The web is changing the way people around the world experience religion. Dr. Gregory Grieve examines this realm with both thousand-mile journeys and the use of his smartphone.
In 2014, the professor of religious studies attended a Buddhist festival at the foot of the Himalayas. Organizers were busily streaming the full two weeks of ceremonies to Buddhists far and wide. A sick research associate took in the festival from various angles via the web. Visitors snapped shots of their spiritual journey to share across the world on their Instagram accounts.
Welcome to religion in the cyber age.
This intersection of the web, social media and religion – particularly Buddhism – is Grieve’s research nexus.
He also focuses on how religion plays out in gaming, a booming industry in the United States and across the world. In 2014, he co-edited the book “Religion in Play: Finding Religion in Digital Gaming,” published by Indiana University Press.
There is religion in video games, he stresses. Studying religion in gaming, he says, is essential to examining perceptions of religion in popular culture.
He probes deeper in his most recent book, “Cyber Zen,” ethnographically exploring Buddhist practices in the online virtual world of Second Life. Among the questions his book poses: Does typing at a keyboard and moving your avatar around the screen count as real Buddhism?
“Online Buddhist practices have at best only a family resemblance to canonical Asian traditions,” he explains. “If, however, they are judged existentially – by how they enable users to respond to the suffering generated by living in a highly mediated consumer society – then Second Life Buddhism consists of authentic spiritual practices.”
In his co-edited monograph “Buddhism, the Internet, and Digital Media: The Pixel in the Lotus,” he more broadly explores Buddhist practices and teachings in our digital era. The internet is essential for many religious individuals; according to a Pew survey, 25 percent of Americans have searched the internet for religious purposes.

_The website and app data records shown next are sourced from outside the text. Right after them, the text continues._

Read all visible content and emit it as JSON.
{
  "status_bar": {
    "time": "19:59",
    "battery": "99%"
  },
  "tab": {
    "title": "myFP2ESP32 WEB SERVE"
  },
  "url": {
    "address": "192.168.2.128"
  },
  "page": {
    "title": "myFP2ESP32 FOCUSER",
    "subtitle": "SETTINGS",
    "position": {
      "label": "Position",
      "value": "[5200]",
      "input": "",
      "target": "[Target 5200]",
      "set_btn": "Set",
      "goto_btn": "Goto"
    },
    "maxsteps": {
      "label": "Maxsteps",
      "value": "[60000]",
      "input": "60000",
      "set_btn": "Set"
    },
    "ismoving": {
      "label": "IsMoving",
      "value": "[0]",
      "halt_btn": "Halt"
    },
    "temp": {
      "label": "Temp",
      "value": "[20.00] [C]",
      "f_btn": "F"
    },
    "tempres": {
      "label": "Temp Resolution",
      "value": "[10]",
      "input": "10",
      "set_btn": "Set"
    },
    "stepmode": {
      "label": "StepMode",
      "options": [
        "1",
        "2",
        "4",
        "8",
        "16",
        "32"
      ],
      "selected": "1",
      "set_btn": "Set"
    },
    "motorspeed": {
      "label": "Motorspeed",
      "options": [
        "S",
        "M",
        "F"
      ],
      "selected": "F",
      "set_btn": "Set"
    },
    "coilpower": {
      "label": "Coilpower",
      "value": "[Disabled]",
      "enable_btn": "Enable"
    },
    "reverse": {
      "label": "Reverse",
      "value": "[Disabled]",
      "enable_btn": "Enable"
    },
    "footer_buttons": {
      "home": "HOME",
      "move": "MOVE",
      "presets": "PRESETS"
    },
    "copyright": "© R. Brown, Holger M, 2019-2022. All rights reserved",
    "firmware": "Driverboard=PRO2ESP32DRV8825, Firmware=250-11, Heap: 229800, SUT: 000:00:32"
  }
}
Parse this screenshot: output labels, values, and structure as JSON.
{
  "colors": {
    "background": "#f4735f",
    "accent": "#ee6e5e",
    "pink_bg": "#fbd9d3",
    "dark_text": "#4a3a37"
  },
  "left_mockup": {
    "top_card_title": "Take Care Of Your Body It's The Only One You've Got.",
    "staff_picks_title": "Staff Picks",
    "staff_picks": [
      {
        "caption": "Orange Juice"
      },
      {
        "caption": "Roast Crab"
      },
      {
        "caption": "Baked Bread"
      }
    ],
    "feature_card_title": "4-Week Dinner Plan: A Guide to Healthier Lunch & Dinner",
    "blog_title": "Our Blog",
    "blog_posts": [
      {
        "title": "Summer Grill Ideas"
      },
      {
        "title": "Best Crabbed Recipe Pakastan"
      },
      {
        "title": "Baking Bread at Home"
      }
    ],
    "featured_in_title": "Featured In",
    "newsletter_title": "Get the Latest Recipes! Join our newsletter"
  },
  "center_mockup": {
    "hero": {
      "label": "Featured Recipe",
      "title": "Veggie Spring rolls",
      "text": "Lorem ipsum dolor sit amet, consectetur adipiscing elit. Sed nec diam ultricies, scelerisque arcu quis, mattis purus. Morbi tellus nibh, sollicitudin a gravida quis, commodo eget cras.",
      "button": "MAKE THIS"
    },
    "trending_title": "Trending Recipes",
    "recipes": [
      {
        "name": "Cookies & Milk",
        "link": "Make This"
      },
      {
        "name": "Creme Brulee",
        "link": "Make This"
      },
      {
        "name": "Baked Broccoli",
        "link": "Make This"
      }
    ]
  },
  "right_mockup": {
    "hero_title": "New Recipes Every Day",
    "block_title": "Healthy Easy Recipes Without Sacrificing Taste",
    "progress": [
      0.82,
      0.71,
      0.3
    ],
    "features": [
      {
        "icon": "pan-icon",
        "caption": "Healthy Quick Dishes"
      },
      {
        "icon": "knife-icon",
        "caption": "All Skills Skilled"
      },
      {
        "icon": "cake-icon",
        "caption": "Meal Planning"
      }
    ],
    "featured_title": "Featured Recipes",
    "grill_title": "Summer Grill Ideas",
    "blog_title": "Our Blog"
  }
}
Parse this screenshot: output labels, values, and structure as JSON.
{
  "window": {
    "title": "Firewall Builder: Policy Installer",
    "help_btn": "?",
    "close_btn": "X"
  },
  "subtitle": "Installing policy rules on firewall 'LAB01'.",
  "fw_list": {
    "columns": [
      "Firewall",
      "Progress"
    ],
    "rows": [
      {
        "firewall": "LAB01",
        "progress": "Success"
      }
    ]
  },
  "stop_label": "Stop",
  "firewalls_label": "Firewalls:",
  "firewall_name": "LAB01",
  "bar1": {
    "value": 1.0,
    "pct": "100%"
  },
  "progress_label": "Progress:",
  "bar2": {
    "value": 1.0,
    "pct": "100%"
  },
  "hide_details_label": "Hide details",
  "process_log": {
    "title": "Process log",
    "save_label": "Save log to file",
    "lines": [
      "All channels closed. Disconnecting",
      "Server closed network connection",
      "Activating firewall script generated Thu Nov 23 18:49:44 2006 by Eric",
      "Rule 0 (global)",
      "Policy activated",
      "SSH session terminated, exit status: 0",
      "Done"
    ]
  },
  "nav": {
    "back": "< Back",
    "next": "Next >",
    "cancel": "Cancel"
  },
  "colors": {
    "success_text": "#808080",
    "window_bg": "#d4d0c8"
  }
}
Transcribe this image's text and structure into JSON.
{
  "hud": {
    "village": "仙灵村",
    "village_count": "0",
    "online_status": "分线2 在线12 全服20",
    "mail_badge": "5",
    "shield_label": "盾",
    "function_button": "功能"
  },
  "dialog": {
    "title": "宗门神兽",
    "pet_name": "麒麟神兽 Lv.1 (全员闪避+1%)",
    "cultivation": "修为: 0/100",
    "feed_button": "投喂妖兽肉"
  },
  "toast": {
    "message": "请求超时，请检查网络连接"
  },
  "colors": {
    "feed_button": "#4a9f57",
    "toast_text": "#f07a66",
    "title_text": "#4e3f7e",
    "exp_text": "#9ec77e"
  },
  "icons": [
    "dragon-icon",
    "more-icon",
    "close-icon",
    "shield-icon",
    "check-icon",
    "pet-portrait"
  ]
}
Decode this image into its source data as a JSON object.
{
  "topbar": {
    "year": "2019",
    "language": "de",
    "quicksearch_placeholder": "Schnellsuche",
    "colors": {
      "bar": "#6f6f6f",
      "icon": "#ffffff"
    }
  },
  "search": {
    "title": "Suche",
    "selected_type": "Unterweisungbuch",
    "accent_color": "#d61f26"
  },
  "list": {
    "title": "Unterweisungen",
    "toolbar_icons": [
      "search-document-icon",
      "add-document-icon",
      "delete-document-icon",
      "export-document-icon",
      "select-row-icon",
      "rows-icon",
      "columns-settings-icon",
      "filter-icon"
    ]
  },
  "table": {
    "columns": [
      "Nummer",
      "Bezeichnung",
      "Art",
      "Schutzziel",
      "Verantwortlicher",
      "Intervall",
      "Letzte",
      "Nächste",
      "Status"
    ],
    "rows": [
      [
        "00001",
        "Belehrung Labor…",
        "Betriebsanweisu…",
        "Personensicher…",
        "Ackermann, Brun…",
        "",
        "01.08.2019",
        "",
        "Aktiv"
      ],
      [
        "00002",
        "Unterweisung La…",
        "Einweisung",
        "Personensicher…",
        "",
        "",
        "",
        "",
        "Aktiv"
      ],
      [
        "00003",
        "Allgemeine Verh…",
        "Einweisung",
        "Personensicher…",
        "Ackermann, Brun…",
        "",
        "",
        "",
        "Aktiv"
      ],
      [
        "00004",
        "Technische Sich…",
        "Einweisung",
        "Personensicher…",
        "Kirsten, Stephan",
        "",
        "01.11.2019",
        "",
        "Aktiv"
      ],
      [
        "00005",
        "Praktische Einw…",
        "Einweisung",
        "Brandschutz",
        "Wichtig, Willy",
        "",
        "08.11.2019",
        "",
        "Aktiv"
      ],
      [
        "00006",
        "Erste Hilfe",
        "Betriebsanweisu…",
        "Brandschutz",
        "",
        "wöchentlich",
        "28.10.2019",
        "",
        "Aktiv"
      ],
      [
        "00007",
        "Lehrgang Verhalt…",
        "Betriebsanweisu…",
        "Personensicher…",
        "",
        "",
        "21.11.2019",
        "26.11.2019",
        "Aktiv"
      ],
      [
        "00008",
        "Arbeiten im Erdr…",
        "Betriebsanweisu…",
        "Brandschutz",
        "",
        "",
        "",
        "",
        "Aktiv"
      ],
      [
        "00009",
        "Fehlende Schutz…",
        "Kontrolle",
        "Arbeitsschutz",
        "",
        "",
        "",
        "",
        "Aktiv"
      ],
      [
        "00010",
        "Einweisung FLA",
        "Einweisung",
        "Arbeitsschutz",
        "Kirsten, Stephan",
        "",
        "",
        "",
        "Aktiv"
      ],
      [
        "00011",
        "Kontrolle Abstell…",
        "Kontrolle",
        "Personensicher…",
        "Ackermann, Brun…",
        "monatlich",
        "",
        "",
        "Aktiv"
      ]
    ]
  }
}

Grieve’s next project will focus on online Buddhist rituals. At the center of his study is the current Dalai Lama. Many people know him and his teachings primarily through their smartphone or laptop.
“His widespread popularity has no doubt been enabled by the processes of global digital communication – which have accelerated the international spread of Tibetan Buddhism,” Grieve says.
What happened to going to a place of worship? Of standing shoulder to shoulder with other believers?
“People are looking in different places.”
They’re looking for community, for a deeper meaning, for identity formation, he explains. But what earlier generations found through their jobs, their houses of worship, their civic clubs and close proximity to extended family, they’re now searching for through their video screens.
For Grieve, it’s a rich, ever-evolving realm of research.
This post originally appeared in the fall edition of UNCG Research Magazine.
Story by Mike Harris, University Communications.
Photography by Mike Dickens